Entries taken from a collection
[Start of section]
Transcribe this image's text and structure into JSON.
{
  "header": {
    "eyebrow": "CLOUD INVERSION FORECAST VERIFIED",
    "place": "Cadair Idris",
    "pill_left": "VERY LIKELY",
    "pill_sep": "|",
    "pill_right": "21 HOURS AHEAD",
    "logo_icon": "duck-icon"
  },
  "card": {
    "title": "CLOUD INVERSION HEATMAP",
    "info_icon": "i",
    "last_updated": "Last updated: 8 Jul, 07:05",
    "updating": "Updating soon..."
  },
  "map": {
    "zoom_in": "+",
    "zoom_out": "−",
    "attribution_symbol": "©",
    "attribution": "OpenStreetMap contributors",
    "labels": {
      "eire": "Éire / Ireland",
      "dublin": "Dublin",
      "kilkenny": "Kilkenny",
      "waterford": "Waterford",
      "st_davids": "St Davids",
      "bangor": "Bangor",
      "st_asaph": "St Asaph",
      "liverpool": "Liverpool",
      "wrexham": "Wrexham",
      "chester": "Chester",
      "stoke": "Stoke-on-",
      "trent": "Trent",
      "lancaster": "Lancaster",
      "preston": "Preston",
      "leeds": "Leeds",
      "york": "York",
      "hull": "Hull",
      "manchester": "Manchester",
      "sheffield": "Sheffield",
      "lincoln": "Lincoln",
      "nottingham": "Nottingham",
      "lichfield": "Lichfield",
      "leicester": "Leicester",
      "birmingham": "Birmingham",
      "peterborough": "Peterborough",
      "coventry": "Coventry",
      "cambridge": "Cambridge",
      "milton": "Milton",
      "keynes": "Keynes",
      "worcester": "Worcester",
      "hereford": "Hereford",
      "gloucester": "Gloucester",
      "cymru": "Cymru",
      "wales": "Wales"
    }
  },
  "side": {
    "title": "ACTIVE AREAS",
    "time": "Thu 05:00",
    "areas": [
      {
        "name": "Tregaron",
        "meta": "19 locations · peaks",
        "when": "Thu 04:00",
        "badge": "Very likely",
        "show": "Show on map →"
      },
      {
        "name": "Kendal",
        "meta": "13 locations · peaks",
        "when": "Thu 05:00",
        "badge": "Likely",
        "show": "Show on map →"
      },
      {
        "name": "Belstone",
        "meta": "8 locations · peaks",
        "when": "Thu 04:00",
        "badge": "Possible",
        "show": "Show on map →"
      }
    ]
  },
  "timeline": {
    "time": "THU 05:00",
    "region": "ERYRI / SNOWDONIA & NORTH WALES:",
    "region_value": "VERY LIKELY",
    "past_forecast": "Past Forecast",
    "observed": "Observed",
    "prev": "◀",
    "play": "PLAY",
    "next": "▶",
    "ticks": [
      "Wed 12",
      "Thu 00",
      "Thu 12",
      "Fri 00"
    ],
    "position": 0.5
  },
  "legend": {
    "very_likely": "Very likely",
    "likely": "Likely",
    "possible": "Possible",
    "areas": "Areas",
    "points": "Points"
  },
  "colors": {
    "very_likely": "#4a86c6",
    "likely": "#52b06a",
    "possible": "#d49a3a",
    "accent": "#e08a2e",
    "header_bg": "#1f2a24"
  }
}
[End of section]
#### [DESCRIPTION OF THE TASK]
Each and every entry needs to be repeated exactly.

#### [RESPONSE BOX]
Transcribe this image's text and structure into JSON.
{
  "header": {
    "eyebrow": "CLOUD INVERSION FORECAST VERIFIED",
    "place": "Cadair Idris",
    "pill_left": "VERY LIKELY",
    "pill_sep": "|",
    "pill_right": "21 HOURS AHEAD",
    "logo_icon": "duck-icon"
  },
  "card": {
    "title": "CLOUD INVERSION HEATMAP",
    "info_icon": "i",
    "last_updated": "Last updated: 8 Jul, 07:05",
    "updating": "Updating soon..."
  },
  "map": {
    "zoom_in": "+",
    "zoom_out": "−",
    "attribution_symbol": "©",
    "attribution": "OpenStreetMap contributors",
    "labels": {
      "eire": "Éire / Ireland",
      "dublin": "Dublin",
      "kilkenny": "Kilkenny",
      "waterford": "Waterford",
      "st_davids": "St Davids",
      "bangor": "Bangor",
      "st_asaph": "St Asaph",
      "liverpool": "Liverpool",
      "wrexham": "Wrexham",
      "chester": "Chester",
      "stoke": "Stoke-on-",
      "trent": "Trent",
      "lancaster": "Lancaster",
      "preston": "Preston",
      "leeds": "Leeds",
      "york": "York",
      "hull": "Hull",
      "manchester": "Manchester",
      "sheffield": "Sheffield",
      "lincoln": "Lincoln",
      "nottingham": "Nottingham",
      "lichfield": "Lichfield",
      "leicester": "Leicester",
      "birmingham": "Birmingham",
      "peterborough": "Peterborough",
      "coventry": "Coventry",
      "cambridge": "Cambridge",
      "milton": "Milton",
      "keynes": "Keynes",
      "worcester": "Worcester",
      "hereford": "Hereford",
      "gloucester": "Gloucester",
      "cymru": "Cymru",
      "wales": "Wales"
    }
  },
  "side": {
    "title": "ACTIVE AREAS",
    "time": "Thu 05:00",
    "areas": [
      {
        "name": "Tregaron",
        "meta": "19 locations · peaks",
        "when": "Thu 04:00",
        "badge": "Very likely",
        "show": "Show on map →"
      },
      {
        "name": "Kendal",
        "meta": "13 locations · peaks",
        "when": "Thu 05:00",
        "badge": "Likely",
        "show": "Show on map →"
      },
      {
        "name": "Belstone",
        "meta": "8 locations · peaks",
        "when": "Thu 04:00",
        "badge": "Possible",
        "show": "Show on map →"
      }
    ]
  },
  "timeline": {
    "time": "THU 05:00",
    "region": "ERYRI / SNOWDONIA & NORTH WALES:",
    "region_value": "VERY LIKELY",
    "past_forecast": "Past Forecast",
    "observed": "Observed",
    "prev": "◀",
    "play": "PLAY",
    "next": "▶",
    "ticks": [
      "Wed 12",
      "Thu 00",
      "Thu 12",
      "Fri 00"
    ],
    "position": 0.5
  },
  "legend": {
    "very_likely": "Very likely",
    "likely": "Likely",
    "possible": "Possible",
    "areas": "Areas",
    "points": "Points"
  },
  "colors": {
    "very_likely": "#4a86c6",
    "likely": "#52b06a",
    "possible": "#d49a3a",
    "accent": "#e08a2e",
    "header_bg": "#1f2a24"
  }
}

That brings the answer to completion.